• **Your objective**
Copies of all lines that contain "price" are needed; take them from the data below.
(Records for processing begins)
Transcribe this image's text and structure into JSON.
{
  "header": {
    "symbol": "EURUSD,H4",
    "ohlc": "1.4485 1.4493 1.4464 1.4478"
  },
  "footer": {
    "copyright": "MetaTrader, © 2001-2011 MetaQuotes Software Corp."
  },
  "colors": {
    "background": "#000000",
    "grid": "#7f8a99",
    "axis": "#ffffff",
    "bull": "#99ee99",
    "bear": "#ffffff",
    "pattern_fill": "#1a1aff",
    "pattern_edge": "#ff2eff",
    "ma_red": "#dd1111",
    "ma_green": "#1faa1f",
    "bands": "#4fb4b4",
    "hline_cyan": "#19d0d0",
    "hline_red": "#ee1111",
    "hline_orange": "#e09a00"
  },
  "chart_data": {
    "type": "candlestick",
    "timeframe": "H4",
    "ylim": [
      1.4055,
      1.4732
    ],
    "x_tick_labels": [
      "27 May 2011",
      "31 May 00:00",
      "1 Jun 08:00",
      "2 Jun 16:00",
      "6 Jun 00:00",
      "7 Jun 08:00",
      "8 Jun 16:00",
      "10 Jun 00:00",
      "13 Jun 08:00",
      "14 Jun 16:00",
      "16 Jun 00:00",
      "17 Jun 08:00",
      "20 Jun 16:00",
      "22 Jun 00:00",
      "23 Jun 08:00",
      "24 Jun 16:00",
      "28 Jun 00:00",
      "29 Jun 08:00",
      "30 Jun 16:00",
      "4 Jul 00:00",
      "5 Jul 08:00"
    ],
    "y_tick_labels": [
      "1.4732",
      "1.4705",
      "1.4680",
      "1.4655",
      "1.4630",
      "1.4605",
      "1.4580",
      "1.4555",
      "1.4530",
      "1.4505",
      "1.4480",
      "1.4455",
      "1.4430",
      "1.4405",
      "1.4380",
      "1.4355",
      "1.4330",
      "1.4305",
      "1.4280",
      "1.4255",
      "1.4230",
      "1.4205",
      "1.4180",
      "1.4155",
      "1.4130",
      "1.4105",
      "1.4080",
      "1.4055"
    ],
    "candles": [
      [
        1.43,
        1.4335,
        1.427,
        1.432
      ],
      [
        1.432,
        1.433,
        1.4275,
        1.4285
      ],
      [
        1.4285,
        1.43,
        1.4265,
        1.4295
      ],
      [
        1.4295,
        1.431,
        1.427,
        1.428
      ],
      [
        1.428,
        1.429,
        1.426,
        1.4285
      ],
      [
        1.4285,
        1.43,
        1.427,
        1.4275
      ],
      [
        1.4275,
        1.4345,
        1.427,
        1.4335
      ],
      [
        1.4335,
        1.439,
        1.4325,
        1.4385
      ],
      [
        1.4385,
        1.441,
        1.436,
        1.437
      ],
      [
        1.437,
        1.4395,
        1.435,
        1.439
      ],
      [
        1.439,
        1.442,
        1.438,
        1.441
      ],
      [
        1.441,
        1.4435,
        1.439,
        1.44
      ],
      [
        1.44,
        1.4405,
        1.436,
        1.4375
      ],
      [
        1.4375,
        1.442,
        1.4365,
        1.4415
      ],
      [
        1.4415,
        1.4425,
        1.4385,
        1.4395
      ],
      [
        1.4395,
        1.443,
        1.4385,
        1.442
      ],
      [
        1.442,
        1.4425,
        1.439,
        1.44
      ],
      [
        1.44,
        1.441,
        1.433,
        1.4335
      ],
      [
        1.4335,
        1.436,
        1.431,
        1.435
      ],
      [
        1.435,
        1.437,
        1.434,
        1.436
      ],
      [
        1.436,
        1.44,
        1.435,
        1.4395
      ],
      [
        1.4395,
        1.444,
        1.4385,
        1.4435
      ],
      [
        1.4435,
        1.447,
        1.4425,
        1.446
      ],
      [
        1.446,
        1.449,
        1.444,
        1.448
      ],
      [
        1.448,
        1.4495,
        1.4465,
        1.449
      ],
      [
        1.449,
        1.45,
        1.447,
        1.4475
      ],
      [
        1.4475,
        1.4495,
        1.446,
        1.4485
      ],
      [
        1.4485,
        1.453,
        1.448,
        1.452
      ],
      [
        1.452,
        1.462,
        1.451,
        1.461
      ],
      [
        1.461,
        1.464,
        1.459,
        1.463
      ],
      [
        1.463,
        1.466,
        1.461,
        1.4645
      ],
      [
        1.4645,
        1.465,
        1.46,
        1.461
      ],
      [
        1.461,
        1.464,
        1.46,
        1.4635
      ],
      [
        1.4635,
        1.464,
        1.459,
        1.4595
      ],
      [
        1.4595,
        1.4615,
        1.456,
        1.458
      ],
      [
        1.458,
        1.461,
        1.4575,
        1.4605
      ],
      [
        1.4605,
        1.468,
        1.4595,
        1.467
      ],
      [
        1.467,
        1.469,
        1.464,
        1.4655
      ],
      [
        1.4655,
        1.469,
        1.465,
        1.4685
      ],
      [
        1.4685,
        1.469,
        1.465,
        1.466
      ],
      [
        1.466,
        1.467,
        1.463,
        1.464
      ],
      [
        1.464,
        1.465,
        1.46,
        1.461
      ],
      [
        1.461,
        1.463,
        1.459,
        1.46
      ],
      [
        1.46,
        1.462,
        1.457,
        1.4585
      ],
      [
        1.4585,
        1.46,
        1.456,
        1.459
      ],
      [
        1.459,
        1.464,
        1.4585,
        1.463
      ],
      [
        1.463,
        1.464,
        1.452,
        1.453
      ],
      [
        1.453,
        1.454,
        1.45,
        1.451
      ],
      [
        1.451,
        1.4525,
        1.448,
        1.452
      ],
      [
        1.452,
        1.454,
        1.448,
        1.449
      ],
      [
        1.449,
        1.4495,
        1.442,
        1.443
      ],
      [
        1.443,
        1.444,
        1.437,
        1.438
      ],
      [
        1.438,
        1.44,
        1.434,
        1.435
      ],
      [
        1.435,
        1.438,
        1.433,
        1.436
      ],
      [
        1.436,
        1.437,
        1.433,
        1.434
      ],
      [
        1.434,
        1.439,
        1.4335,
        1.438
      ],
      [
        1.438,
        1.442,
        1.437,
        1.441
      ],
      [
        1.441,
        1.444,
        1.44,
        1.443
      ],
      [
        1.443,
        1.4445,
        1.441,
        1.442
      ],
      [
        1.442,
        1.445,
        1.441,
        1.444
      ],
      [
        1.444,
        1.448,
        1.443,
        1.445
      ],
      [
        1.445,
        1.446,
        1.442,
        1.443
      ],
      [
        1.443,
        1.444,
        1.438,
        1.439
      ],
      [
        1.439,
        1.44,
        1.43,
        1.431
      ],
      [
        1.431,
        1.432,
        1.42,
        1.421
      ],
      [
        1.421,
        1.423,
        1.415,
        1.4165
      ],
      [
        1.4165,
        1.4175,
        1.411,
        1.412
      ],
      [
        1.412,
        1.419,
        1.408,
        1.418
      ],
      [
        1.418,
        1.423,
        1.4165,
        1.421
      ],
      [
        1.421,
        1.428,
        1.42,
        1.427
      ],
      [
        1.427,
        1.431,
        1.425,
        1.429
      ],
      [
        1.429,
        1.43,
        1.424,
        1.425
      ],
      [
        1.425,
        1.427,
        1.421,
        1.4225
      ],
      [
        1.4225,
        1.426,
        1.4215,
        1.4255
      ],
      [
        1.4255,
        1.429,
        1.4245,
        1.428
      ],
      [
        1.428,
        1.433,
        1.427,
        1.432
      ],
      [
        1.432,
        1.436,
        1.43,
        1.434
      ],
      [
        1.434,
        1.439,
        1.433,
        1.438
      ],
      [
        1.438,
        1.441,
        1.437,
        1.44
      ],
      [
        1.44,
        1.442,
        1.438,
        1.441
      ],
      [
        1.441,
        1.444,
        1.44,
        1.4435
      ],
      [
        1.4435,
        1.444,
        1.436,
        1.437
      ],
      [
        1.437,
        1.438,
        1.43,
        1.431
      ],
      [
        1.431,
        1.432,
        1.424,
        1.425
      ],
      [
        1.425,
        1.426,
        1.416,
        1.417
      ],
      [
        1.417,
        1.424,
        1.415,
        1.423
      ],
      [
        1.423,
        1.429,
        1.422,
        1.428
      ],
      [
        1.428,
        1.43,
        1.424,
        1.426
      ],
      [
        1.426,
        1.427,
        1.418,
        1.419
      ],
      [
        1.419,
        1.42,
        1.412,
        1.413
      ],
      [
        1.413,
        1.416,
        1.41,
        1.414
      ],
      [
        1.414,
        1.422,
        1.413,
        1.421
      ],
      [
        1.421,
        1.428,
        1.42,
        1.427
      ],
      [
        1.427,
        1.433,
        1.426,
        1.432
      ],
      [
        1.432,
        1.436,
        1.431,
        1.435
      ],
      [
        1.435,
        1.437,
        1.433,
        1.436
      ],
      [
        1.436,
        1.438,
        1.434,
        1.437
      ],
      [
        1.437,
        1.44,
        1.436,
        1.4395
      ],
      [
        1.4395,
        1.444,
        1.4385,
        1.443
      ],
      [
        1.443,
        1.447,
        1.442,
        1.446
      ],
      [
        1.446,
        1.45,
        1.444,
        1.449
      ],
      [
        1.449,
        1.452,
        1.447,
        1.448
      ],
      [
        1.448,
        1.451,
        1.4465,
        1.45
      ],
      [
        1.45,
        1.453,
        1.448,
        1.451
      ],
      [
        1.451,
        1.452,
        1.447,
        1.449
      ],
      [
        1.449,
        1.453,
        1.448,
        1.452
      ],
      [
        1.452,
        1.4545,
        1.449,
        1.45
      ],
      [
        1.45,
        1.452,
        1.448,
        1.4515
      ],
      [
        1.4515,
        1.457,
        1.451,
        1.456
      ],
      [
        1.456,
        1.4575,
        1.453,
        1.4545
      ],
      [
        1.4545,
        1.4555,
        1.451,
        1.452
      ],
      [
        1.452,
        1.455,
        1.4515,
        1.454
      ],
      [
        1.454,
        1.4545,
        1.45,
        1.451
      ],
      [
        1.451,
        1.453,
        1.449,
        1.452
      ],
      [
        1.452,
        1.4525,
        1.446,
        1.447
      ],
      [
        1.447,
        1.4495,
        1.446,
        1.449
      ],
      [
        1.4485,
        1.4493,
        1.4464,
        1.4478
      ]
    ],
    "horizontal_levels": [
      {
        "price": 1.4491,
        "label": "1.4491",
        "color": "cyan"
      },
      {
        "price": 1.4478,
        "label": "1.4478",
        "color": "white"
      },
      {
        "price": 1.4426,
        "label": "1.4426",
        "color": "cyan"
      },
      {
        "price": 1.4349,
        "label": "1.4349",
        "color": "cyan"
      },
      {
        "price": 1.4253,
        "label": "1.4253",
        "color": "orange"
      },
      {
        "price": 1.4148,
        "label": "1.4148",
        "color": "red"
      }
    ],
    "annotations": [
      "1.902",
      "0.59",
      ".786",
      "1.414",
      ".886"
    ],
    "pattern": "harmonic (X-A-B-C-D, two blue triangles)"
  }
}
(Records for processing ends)
• **Written reply**
        "price": 1.4491,
        "price": 1.4478,
        "price": 1.4426,
        "price": 1.4349,
        "price": 1.4253,
        "price": 1.4148,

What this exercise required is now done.